These sales are reported based on actual closings, and they look to have flattened around the 5.5 million/yr rate. But that was before lenders hiked mortgage rates due to Trumpenomics frears, and mortgage purchase apps did drop a full 6% last week. And this number is not ‘population adjusted’:
Talk about cheerleading- the order book remains in contraction:
The Confederation of British Industry order book balance rose to -3 in November 2016 from an eight-month low of -17 the previous month and beating market expectations of -9. It was the strongest reading since June this year, before the Brexit vote, amid higher expectations for output growth in the next three months (+24 from +13 in October) and inflation (+19 from +8), while export orders fell (-11 from -6).
In other words, 0 or very near 0 growth forecast for 2016 vs 2015:
With an upward bias, November sales are forecast to end at a 17.7 million-unit seasonally adjusted annual rate, the third consecutive month the SAAR finished above the year-to-date total, which stands at 17.3 million through October.
If November’s outlook holds firm, year-to-date volume will total 15.8 million units, a smidgeon above 11-month 2015’s 15.7 million, but keeping the prospect alive that 2016 could end as a record year.
Read more at http://www.calculatedriskblog.com/#yQFj4O6LyjwloQYQ.99
By Saheli Roy Choudhury
Nov 21 (CNBC) — HSBC’s chief India economist, Pranjul Bhandari, said in a note that about 60 percent to 80 percent of India’s consumption basket is cash-intensive, including food, transport, real estate and restaurants. “We assume that growth for these components halve on the back of the monetary shock,” Bhandari wrote. She expected India’s full fiscal year gross domestic product (GDP) growth to be 0.7 to 1 percentage point lower.
A chief target of Modi’s demonetization efforts is India’s burgeoning shadow economy, which Bank of America Merrill Lynch (BAML) research analyst Sanjay Mookim estimates at 25 percent to 30 percent of GDP. In a note, Mookim said the immediate impact on the black economy could lead to a “much slower consumption,” especially once a new India goods and services tax (GST) kicks in next year.
Analysts pointed out there could still be some beneficial outcomes – first, it would cut the supply of black money circulating the economy and bring some of it into the formal economy over time. Secondly, the government could see tax gains if it succeeds in “unearthing unaccountable money” from the shadow economy, according to analysts from Singapore’s DBS Bank.
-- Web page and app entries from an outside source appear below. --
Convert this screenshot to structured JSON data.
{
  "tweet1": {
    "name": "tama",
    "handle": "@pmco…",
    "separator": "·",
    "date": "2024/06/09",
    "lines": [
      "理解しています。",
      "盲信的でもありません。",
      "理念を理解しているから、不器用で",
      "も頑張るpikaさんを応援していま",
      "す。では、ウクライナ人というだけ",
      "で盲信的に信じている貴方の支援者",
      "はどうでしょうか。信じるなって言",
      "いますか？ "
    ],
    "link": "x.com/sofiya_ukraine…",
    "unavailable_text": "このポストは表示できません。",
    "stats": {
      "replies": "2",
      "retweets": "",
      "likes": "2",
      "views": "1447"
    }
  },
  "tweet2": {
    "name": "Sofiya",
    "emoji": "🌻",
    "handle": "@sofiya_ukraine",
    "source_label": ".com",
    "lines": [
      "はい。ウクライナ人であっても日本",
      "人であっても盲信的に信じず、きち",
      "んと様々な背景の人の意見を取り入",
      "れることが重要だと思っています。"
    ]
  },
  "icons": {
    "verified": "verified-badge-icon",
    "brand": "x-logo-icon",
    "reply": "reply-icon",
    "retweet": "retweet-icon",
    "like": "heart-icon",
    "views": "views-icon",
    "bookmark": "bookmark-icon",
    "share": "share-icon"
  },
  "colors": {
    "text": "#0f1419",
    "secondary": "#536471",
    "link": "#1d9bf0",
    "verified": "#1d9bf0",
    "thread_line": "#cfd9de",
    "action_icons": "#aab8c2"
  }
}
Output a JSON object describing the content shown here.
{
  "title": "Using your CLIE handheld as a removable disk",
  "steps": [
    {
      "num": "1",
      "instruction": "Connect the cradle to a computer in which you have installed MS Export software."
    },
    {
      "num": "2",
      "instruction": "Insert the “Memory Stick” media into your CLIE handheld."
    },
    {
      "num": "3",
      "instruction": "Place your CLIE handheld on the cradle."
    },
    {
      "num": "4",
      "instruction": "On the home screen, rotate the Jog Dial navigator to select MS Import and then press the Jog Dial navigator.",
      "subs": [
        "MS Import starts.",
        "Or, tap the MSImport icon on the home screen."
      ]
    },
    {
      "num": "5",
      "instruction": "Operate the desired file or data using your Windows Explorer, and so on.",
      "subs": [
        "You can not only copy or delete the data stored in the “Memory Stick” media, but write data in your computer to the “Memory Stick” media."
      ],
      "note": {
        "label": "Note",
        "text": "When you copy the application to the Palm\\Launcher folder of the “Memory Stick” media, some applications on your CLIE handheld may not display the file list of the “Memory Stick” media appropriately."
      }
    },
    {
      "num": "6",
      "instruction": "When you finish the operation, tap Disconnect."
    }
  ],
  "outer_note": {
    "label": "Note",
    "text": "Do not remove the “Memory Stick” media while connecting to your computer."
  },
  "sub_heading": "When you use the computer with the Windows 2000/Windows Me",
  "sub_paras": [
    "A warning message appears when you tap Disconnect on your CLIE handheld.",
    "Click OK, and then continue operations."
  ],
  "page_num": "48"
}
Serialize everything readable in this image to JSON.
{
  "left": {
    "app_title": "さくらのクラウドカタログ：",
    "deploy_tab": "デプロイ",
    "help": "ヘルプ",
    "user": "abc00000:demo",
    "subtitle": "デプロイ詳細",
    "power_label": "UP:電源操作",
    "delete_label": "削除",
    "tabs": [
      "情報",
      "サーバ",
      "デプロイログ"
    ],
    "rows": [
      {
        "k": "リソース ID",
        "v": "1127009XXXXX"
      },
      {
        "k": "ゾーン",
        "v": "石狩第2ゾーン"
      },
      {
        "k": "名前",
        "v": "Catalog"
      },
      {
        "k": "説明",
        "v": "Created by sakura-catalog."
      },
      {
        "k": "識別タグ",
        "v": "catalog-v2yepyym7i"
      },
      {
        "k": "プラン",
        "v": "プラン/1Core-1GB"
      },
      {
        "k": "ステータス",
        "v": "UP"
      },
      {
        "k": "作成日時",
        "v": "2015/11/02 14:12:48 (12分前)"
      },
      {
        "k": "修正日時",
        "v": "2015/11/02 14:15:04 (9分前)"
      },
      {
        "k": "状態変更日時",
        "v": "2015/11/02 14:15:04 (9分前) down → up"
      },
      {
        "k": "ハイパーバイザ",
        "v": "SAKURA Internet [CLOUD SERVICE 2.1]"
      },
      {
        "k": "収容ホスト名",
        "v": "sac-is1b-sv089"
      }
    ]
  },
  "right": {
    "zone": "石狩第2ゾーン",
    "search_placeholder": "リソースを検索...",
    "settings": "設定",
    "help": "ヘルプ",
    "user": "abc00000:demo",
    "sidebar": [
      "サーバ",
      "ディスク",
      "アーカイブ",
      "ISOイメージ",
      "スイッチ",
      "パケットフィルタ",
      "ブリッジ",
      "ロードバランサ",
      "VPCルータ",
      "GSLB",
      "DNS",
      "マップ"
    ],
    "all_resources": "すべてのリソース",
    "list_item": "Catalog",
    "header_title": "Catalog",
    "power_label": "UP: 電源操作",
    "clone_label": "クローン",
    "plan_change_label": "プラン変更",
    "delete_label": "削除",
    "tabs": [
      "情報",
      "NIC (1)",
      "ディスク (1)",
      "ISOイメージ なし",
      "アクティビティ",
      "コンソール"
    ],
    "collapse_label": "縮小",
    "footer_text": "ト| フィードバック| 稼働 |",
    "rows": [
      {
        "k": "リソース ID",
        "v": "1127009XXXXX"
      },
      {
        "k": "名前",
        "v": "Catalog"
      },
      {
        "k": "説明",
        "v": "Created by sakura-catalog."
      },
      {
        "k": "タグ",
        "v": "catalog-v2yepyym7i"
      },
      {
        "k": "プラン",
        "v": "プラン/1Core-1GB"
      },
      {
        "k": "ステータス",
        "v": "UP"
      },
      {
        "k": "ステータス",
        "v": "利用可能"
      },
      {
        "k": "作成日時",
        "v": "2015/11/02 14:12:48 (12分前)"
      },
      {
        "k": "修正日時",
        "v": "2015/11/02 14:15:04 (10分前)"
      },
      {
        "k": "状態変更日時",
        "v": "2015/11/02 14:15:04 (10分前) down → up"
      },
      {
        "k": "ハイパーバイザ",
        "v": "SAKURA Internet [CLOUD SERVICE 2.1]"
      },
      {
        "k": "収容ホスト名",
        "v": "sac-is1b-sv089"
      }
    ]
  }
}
As they say, seems he’s ‘not quite right’…
Donald Trump tweeted 37 times between the election and Monday afternoon, and nearly half could be considered hostile or defensive.